* **Task directions**: In the entries below, some lines hold the string "items"; please say how many, giving the number and nothing else.

* **Data for this task**:
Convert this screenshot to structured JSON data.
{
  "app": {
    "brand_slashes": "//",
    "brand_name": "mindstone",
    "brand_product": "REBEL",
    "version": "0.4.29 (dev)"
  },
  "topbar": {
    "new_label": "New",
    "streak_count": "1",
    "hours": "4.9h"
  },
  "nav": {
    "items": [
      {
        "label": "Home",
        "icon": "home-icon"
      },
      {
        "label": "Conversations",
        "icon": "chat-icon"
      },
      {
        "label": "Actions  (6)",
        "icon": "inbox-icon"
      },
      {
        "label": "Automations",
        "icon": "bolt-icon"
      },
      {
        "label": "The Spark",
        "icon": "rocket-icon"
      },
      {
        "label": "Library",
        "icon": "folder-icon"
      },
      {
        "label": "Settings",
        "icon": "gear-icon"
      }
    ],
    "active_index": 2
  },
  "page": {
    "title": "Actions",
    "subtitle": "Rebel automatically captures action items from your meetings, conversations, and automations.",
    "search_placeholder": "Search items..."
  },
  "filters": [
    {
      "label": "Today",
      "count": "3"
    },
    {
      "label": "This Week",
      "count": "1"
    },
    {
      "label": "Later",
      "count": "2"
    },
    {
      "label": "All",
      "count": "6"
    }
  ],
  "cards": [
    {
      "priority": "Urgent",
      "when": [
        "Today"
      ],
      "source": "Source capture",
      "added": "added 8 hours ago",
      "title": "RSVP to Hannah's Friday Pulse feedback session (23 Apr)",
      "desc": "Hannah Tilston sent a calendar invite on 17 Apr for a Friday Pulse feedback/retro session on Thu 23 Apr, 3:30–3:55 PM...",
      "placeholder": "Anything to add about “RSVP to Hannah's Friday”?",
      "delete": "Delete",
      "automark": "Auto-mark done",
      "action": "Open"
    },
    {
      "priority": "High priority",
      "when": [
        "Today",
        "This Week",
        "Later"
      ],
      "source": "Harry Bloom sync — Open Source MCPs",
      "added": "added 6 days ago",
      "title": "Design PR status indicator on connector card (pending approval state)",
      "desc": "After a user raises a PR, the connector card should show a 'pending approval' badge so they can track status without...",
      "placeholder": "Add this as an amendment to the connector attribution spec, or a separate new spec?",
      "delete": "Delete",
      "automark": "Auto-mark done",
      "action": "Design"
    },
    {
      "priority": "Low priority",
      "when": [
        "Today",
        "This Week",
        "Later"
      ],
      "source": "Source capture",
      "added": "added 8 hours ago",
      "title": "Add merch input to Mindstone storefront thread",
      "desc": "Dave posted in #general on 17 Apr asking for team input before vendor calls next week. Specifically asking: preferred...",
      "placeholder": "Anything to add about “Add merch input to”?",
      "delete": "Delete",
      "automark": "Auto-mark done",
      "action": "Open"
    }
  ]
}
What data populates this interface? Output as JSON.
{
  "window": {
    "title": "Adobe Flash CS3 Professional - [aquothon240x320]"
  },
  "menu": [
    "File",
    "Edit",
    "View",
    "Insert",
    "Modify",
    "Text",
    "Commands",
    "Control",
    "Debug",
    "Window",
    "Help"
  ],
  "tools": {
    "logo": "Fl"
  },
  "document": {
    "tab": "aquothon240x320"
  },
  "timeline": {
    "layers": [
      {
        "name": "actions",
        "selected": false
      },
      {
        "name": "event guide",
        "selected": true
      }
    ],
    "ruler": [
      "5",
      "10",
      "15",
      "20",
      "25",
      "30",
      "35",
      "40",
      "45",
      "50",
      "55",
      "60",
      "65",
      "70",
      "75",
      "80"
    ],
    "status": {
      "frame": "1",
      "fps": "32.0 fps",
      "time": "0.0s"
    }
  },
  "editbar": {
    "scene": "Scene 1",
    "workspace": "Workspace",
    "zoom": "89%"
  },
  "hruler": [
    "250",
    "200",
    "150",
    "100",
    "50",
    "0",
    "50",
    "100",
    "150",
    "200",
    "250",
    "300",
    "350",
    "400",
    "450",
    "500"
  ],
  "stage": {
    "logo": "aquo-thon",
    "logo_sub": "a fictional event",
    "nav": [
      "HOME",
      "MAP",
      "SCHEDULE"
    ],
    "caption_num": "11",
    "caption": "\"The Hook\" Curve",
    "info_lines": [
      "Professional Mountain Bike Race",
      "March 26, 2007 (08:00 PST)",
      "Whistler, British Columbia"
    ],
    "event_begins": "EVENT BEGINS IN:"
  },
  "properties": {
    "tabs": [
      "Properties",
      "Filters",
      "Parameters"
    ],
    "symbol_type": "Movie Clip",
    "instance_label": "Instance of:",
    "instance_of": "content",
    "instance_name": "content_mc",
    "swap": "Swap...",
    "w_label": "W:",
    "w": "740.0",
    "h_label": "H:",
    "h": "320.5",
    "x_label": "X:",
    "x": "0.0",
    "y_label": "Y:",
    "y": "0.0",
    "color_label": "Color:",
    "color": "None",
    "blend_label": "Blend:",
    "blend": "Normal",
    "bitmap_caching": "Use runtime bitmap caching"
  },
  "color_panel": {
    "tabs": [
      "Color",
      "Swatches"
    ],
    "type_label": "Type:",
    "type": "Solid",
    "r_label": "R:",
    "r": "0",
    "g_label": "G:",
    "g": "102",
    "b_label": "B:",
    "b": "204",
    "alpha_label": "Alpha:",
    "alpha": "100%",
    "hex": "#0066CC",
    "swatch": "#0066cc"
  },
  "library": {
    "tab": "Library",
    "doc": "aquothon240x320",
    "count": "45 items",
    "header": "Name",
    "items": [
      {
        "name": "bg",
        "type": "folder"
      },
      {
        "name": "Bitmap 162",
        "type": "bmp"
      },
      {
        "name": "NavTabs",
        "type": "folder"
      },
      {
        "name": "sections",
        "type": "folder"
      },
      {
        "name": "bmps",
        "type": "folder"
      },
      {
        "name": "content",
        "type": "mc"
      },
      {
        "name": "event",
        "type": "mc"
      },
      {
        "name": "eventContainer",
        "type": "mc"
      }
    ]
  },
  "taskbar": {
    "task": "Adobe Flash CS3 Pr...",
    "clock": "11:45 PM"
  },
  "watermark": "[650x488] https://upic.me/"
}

* **Output of the task**: 5